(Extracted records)
-------
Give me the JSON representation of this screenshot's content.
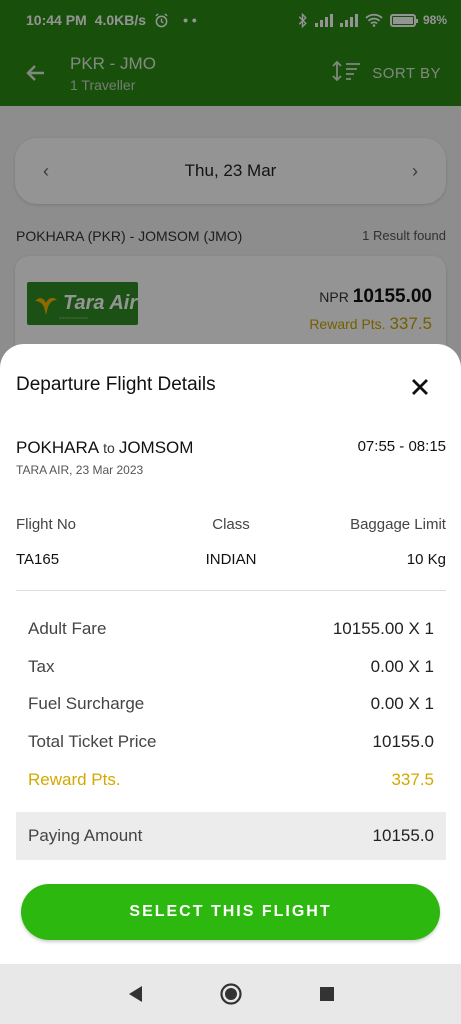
{
  "status_bar": {
    "time": "10:44 PM",
    "speed": "4.0KB/s",
    "dots": "• •",
    "battery": "98",
    "battery_level": 0.98,
    "icons": [
      "alarm-icon",
      "bluetooth-icon",
      "signal-icon",
      "wifi-icon",
      "battery-icon"
    ]
  },
  "app_bar": {
    "route": "PKR - JMO",
    "travellers": "1 Traveller",
    "sort_label": "SORT BY"
  },
  "date_nav": {
    "date": "Thu, 23 Mar",
    "prev": "‹",
    "next": "›"
  },
  "results": {
    "route_label": "POKHARA (PKR) - JOMSOM (JMO)",
    "count": "1 Result found",
    "card": {
      "airline_logo": "Tara Air",
      "currency": "NPR",
      "price": "10155.00",
      "reward_label": "Reward Pts.",
      "reward_value": "337.5"
    }
  },
  "sheet": {
    "title": "Departure Flight Details",
    "from": "POKHARA",
    "to_word": "to",
    "to": "JOMSOM",
    "time_range": "07:55 - 08:15",
    "airline_date": "TARA AIR, 23 Mar 2023",
    "meta_headers": {
      "flight_no": "Flight No",
      "class": "Class",
      "baggage": "Baggage Limit"
    },
    "meta_values": {
      "flight_no": "TA165",
      "class": "INDIAN",
      "baggage": "10 Kg"
    },
    "fares": [
      {
        "label": "Adult Fare",
        "value": "10155.00 X 1"
      },
      {
        "label": "Tax",
        "value": "0.00 X 1"
      },
      {
        "label": "Fuel Surcharge",
        "value": "0.00 X 1"
      },
      {
        "label": "Total Ticket Price",
        "value": "10155.0"
      },
      {
        "label": "Reward Pts.",
        "value": "337.5"
      }
    ],
    "paying": {
      "label": "Paying Amount",
      "value": "10155.0"
    },
    "button": "SELECT THIS FLIGHT"
  },
  "colors": {
    "app_green": "#2a8a14",
    "button_green": "#2db80f",
    "reward_gold": "#d4a800"
  }
}
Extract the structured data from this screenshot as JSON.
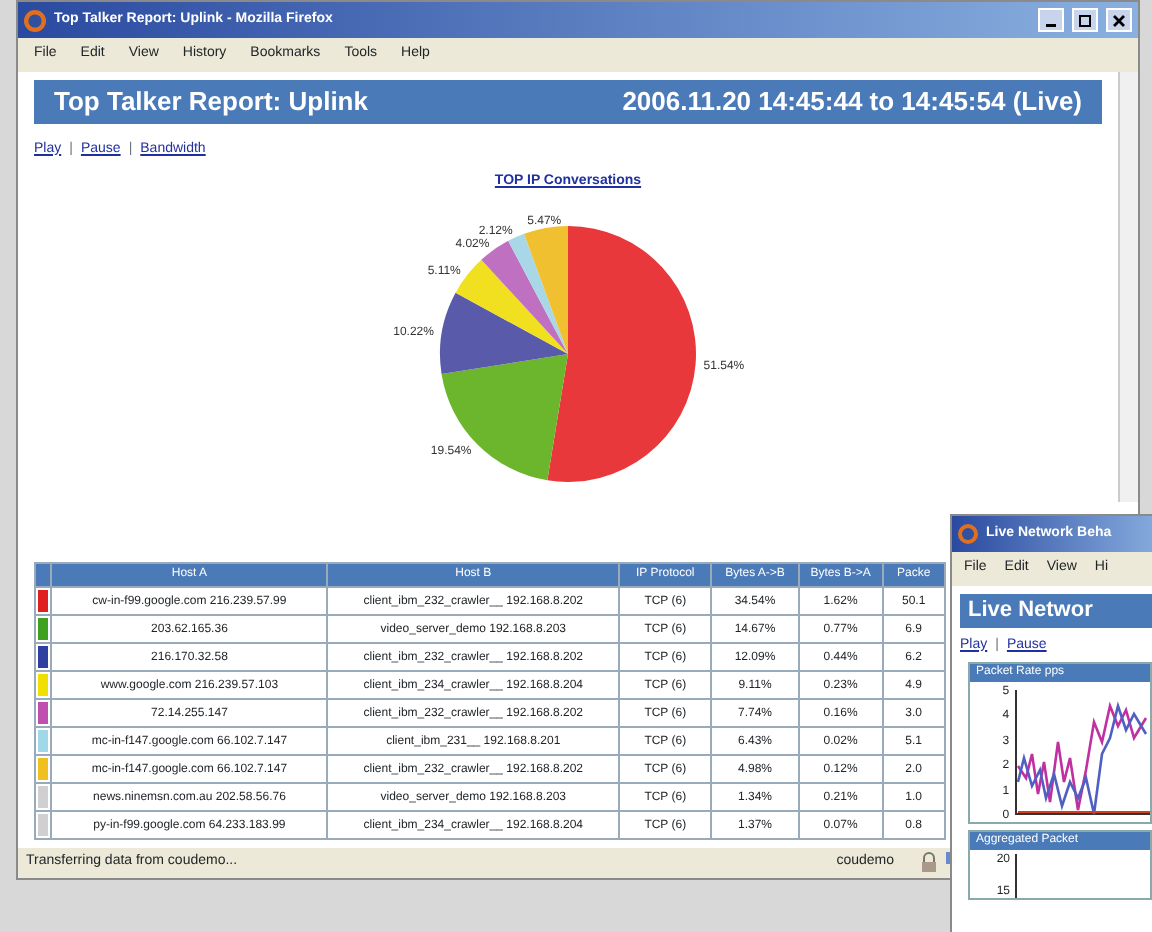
{
  "main_window": {
    "title": "Top Talker Report: Uplink - Mozilla Firefox",
    "menu": [
      "File",
      "Edit",
      "View",
      "History",
      "Bookmarks",
      "Tools",
      "Help"
    ],
    "report_title": "Top Talker Report: Uplink",
    "report_time": "2006.11.20 14:45:44 to 14:45:54 (Live)",
    "links": [
      "Play",
      "Pause",
      "Bandwidth"
    ],
    "link_separators": [
      "|",
      "|"
    ],
    "chart_data": {
      "type": "pie",
      "title": "TOP IP Conversations",
      "values": [
        51.54,
        19.54,
        10.22,
        5.11,
        4.02,
        2.12,
        5.47
      ],
      "colors": [
        "#e8383c",
        "#6cb62e",
        "#5a5aaa",
        "#f0e020",
        "#c070c0",
        "#a8d8e8",
        "#f0c030"
      ],
      "value_labels": [
        "51.54%",
        "19.54%",
        "10.22%",
        "5.11%",
        "4.02%",
        "2.12%",
        "5.47%"
      ]
    },
    "table": {
      "columns": [
        "Host A",
        "Host B",
        "IP Protocol",
        "Bytes A->B",
        "Bytes B->A",
        "Packe"
      ],
      "rows": [
        {
          "color": "#e02020",
          "cells": [
            "cw-in-f99.google.com 216.239.57.99",
            "client_ibm_232_crawler__ 192.168.8.202",
            "TCP (6)",
            "34.54%",
            "1.62%",
            "50.1"
          ]
        },
        {
          "color": "#40a020",
          "cells": [
            "203.62.165.36",
            "video_server_demo 192.168.8.203",
            "TCP (6)",
            "14.67%",
            "0.77%",
            "6.9"
          ]
        },
        {
          "color": "#3040a0",
          "cells": [
            "216.170.32.58",
            "client_ibm_232_crawler__ 192.168.8.202",
            "TCP (6)",
            "12.09%",
            "0.44%",
            "6.2"
          ]
        },
        {
          "color": "#f0e000",
          "cells": [
            "www.google.com 216.239.57.103",
            "client_ibm_234_crawler__ 192.168.8.204",
            "TCP (6)",
            "9.11%",
            "0.23%",
            "4.9"
          ]
        },
        {
          "color": "#c050b0",
          "cells": [
            "72.14.255.147",
            "client_ibm_232_crawler__ 192.168.8.202",
            "TCP (6)",
            "7.74%",
            "0.16%",
            "3.0"
          ]
        },
        {
          "color": "#a0d8e8",
          "cells": [
            "mc-in-f147.google.com 66.102.7.147",
            "client_ibm_231__ 192.168.8.201",
            "TCP (6)",
            "6.43%",
            "0.02%",
            "5.1"
          ]
        },
        {
          "color": "#f0c020",
          "cells": [
            "mc-in-f147.google.com 66.102.7.147",
            "client_ibm_232_crawler__ 192.168.8.202",
            "TCP (6)",
            "4.98%",
            "0.12%",
            "2.0"
          ]
        },
        {
          "color": "#d0d0d0",
          "cells": [
            "news.ninemsn.com.au 202.58.56.76",
            "video_server_demo 192.168.8.203",
            "TCP (6)",
            "1.34%",
            "0.21%",
            "1.0"
          ]
        },
        {
          "color": "#d0d0d0",
          "cells": [
            "py-in-f99.google.com 64.233.183.99",
            "client_ibm_234_crawler__ 192.168.8.204",
            "TCP (6)",
            "1.37%",
            "0.07%",
            "0.8"
          ]
        }
      ]
    },
    "status_bar": {
      "text": "Transferring data from coudemo...",
      "host": "coudemo"
    }
  },
  "second_window": {
    "title": "Live Network Beha",
    "menu": [
      "File",
      "Edit",
      "View",
      "Hi"
    ],
    "report_title": "Live Networ",
    "links": [
      "Play",
      "Pause"
    ],
    "link_separators": [
      "|"
    ],
    "panels": [
      {
        "title": "Packet Rate pps",
        "y_ticks": [
          "5",
          "4",
          "3",
          "2",
          "1",
          "0"
        ]
      },
      {
        "title": "Aggregated Packet",
        "y_ticks": [
          "20",
          "15"
        ]
      }
    ]
  }
}
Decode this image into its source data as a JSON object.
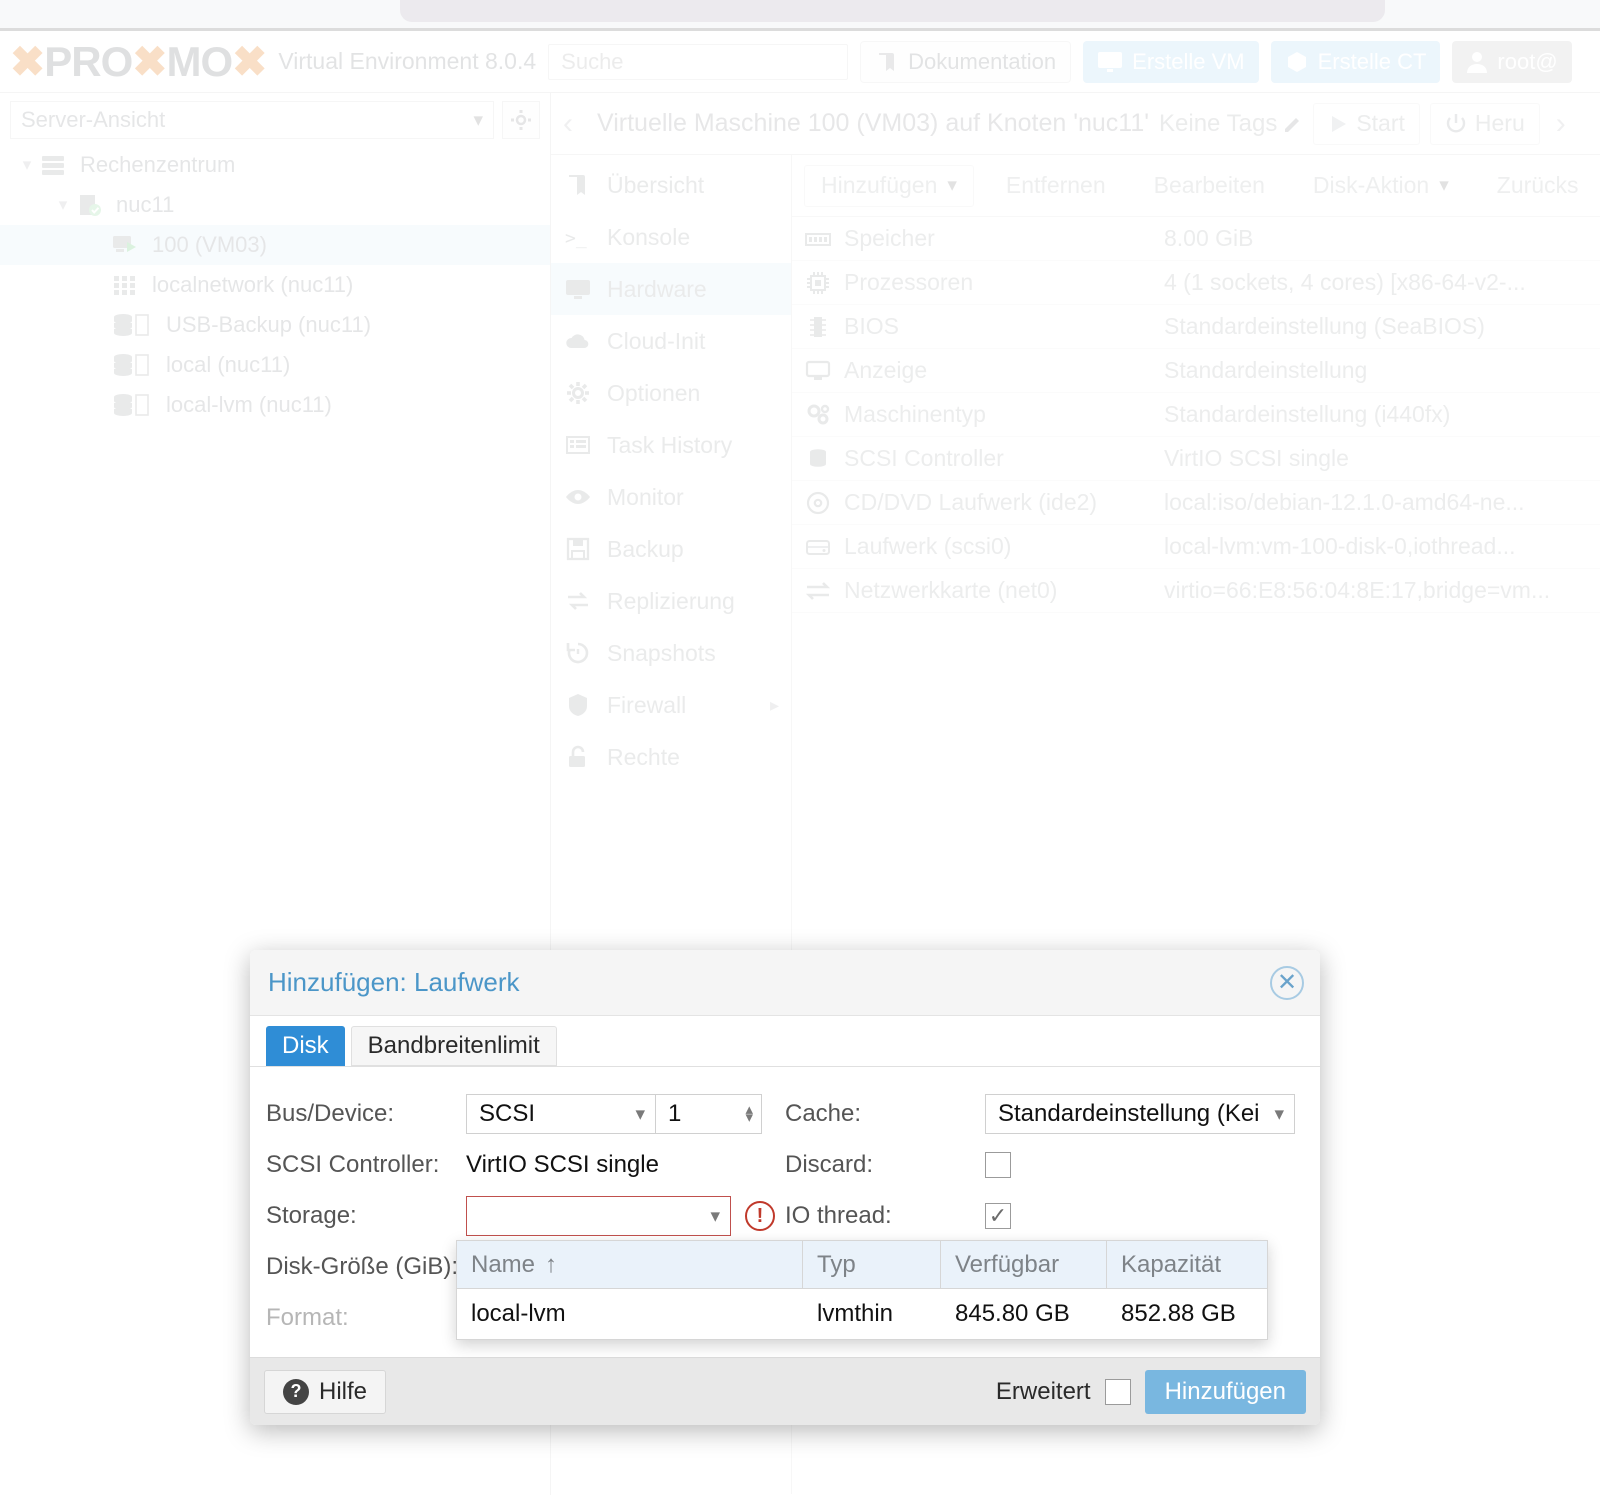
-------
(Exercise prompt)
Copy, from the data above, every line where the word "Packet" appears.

(Reply to the task)
        "title": "Packet Rate pps",
        "title": "Aggregated Packet",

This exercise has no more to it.